The national flag of Barbados was officially adopted on November 30, 1966. It consists of two blue outer bands separated by a golden middle band, and a black trident-head in the center. The two blue bands are said to stand for the ocean, while the gold is for the sand on the island.
The trident is taken from the old colonial badge, which showed Britannia holding a trident. The broken lower part symbolizes a symbolic break with its historical and constitutional ties as a former colony. The three points of the trident represent the three principles of democracy - government of, for, and by the people.
The coat of arms of Barbados was adopted in 1966 by decree of Queen Elizabeth. Like other former British possessions in the Caribbean, the coat of arms has a helmet with a national symbol on top, and a shield beneath that is supported by two animals.

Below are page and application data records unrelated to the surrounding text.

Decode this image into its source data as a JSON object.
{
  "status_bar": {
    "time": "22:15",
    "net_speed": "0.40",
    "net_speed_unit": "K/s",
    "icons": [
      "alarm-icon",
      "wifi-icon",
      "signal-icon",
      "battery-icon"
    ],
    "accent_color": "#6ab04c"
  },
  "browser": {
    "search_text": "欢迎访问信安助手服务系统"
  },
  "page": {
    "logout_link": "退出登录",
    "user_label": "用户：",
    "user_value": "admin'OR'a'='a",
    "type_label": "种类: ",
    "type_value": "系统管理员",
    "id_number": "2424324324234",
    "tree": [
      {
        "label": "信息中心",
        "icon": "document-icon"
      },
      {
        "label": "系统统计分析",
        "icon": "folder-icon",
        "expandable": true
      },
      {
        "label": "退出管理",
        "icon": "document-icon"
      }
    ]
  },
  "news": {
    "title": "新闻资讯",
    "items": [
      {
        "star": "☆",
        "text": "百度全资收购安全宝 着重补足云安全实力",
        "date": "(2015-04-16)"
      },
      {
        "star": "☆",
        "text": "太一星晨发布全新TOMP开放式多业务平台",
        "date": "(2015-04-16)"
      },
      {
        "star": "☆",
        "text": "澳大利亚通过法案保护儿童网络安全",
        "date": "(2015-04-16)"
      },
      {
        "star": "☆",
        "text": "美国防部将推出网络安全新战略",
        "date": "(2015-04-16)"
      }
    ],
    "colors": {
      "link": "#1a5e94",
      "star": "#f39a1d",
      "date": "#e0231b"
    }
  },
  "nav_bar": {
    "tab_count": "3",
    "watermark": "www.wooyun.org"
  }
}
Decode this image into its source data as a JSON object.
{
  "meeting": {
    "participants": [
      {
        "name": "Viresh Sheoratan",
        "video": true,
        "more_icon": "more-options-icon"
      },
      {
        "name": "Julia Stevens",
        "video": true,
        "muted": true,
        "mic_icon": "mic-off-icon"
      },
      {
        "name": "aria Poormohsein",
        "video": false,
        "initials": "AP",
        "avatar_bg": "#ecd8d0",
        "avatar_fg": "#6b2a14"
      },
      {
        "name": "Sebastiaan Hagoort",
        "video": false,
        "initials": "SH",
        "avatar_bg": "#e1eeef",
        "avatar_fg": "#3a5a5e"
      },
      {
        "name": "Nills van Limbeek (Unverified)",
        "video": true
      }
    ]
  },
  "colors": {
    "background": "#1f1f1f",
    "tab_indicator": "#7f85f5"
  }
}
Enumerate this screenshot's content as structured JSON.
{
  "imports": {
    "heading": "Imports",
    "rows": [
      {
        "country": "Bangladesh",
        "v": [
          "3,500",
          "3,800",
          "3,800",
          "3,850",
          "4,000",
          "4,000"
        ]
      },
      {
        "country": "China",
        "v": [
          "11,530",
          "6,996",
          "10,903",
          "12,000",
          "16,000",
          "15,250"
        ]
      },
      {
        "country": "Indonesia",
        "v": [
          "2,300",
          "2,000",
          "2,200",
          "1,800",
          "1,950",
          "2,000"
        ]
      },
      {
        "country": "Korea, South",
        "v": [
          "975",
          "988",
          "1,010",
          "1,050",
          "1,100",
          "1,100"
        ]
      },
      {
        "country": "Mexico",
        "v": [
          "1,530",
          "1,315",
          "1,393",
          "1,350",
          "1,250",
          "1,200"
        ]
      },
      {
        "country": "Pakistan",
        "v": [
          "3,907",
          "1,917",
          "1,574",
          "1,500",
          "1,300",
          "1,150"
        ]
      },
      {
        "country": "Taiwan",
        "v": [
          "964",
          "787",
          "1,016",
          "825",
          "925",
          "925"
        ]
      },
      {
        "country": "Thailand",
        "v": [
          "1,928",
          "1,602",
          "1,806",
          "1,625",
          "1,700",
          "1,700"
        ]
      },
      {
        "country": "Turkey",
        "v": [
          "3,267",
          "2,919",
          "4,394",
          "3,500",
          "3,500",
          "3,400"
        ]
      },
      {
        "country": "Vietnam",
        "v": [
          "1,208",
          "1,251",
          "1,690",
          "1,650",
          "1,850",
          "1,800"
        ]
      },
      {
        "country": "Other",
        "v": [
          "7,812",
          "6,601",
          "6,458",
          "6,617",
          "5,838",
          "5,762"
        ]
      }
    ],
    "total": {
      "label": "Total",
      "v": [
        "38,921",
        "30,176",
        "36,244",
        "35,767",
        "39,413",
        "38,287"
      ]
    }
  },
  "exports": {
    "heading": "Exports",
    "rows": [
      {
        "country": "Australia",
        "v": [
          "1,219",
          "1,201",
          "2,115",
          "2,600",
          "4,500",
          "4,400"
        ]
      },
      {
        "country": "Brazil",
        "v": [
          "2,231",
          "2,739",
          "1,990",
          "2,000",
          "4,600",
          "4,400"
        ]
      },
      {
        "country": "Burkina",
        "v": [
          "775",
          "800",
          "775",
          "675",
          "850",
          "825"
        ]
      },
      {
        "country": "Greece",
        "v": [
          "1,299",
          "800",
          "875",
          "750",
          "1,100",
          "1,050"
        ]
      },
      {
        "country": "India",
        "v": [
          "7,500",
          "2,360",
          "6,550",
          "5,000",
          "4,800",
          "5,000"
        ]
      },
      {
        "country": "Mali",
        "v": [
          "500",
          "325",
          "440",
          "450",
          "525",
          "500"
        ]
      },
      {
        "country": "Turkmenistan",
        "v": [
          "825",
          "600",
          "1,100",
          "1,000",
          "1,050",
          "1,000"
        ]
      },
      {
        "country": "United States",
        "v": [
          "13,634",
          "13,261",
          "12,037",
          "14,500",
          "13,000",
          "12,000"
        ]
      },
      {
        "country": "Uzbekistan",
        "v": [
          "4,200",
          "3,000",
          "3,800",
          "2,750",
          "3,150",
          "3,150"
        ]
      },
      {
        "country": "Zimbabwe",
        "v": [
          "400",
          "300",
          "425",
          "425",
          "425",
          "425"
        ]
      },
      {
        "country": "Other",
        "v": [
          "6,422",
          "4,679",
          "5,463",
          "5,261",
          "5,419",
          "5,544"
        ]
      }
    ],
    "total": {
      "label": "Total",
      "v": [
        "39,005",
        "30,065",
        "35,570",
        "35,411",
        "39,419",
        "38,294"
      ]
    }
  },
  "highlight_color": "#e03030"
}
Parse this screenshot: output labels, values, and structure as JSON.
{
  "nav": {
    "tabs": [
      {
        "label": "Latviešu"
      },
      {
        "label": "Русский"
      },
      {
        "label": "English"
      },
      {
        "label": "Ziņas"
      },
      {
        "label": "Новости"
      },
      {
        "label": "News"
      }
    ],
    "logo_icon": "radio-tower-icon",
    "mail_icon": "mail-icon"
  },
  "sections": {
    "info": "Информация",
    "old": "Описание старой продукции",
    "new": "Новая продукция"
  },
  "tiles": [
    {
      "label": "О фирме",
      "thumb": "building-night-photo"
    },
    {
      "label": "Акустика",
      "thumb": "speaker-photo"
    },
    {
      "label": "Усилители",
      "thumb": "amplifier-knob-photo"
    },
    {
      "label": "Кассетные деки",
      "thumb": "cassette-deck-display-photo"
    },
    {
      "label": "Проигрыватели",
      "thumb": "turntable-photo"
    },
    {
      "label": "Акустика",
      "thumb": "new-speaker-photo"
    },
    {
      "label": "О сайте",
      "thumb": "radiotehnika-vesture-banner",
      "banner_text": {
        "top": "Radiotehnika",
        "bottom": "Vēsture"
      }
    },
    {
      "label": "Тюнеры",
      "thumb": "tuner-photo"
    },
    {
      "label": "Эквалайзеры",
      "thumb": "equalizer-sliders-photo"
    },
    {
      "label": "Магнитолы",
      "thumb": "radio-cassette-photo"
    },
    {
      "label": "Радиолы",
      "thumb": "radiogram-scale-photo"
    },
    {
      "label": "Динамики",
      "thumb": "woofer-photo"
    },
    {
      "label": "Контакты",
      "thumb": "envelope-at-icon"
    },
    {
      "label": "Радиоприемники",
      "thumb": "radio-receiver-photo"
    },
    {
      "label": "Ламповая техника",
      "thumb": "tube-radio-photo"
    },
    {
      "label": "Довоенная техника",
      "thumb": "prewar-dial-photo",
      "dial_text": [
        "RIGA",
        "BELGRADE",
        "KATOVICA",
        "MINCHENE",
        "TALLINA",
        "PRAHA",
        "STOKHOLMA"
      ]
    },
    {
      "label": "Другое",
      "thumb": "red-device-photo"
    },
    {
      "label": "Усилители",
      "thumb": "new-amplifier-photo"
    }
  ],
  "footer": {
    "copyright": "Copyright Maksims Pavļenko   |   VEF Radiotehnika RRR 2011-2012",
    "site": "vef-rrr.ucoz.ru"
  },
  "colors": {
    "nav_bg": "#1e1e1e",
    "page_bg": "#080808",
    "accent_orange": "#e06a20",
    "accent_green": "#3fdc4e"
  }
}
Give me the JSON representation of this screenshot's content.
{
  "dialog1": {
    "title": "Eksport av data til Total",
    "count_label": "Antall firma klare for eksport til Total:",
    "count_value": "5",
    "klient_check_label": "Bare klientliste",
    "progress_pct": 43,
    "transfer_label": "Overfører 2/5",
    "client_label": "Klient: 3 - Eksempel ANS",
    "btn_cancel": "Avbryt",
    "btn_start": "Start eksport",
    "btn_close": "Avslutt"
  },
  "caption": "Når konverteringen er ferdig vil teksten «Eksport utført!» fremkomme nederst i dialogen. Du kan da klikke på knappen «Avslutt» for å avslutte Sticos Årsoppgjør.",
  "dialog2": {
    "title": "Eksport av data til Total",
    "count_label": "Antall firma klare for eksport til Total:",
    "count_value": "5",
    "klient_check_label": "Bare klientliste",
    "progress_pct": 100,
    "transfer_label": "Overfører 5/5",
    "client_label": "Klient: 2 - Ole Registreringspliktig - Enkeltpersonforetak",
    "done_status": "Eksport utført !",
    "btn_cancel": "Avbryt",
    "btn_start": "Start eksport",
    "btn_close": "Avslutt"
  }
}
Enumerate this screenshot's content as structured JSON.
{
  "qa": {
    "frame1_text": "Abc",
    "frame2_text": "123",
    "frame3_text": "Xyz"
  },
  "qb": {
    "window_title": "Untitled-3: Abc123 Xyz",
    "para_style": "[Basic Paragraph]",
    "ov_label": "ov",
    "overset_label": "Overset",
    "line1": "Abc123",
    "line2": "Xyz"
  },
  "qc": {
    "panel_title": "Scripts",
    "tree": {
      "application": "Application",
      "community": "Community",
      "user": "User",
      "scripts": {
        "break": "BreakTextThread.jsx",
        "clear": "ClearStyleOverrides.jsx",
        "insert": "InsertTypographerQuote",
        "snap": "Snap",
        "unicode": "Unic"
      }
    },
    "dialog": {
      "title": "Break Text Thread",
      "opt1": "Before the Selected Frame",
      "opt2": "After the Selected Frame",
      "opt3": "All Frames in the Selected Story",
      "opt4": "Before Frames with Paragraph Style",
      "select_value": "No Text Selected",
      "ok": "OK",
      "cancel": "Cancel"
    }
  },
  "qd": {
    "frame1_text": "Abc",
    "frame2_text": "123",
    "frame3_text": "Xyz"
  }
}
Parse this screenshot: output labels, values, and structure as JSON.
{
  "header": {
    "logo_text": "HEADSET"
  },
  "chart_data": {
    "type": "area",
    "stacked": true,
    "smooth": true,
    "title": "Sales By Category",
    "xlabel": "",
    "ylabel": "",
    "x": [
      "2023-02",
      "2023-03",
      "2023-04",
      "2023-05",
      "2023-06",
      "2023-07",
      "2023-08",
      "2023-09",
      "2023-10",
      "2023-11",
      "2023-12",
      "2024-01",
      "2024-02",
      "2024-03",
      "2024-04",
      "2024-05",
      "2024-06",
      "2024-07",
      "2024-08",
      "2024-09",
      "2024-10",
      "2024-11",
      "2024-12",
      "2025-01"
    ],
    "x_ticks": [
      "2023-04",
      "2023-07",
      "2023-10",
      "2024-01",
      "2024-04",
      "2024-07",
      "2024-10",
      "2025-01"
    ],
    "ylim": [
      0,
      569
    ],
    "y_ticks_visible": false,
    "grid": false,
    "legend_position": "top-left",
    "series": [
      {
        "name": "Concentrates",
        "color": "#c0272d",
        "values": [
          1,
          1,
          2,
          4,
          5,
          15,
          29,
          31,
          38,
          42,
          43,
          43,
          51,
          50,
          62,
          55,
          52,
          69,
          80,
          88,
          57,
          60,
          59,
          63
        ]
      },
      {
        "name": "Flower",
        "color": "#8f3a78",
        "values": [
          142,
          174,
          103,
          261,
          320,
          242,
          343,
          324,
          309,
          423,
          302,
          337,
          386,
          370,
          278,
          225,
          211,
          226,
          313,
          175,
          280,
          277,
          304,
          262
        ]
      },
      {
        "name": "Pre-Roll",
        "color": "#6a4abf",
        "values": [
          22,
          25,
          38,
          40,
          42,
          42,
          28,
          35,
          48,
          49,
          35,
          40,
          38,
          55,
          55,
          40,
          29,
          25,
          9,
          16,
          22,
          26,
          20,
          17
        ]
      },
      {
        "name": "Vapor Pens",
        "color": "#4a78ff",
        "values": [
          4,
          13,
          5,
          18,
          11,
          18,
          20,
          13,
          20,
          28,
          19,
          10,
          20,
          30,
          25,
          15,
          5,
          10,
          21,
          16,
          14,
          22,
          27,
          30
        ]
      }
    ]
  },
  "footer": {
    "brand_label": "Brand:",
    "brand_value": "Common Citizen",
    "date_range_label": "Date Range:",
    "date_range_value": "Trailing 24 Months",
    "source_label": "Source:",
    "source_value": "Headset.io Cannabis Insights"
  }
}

The national symbol is the fist of a Barbadian holding two sugar canes that are crossed to resemble St. Andrew's Cross. This is representative of the importance of the sugar industry as well as Barbados celebrating its national independence day on St. Andrew's Day. The golden shield contains the national flower, known as the Pride of Barbados, and a single bearded fig tree. The shield is supported by a dolphin fish and pelican. They stand for the Pelican Island, and fishing, respectively.
At the bottom is Barbados' national motto ("Pride and Industry") on a scroll.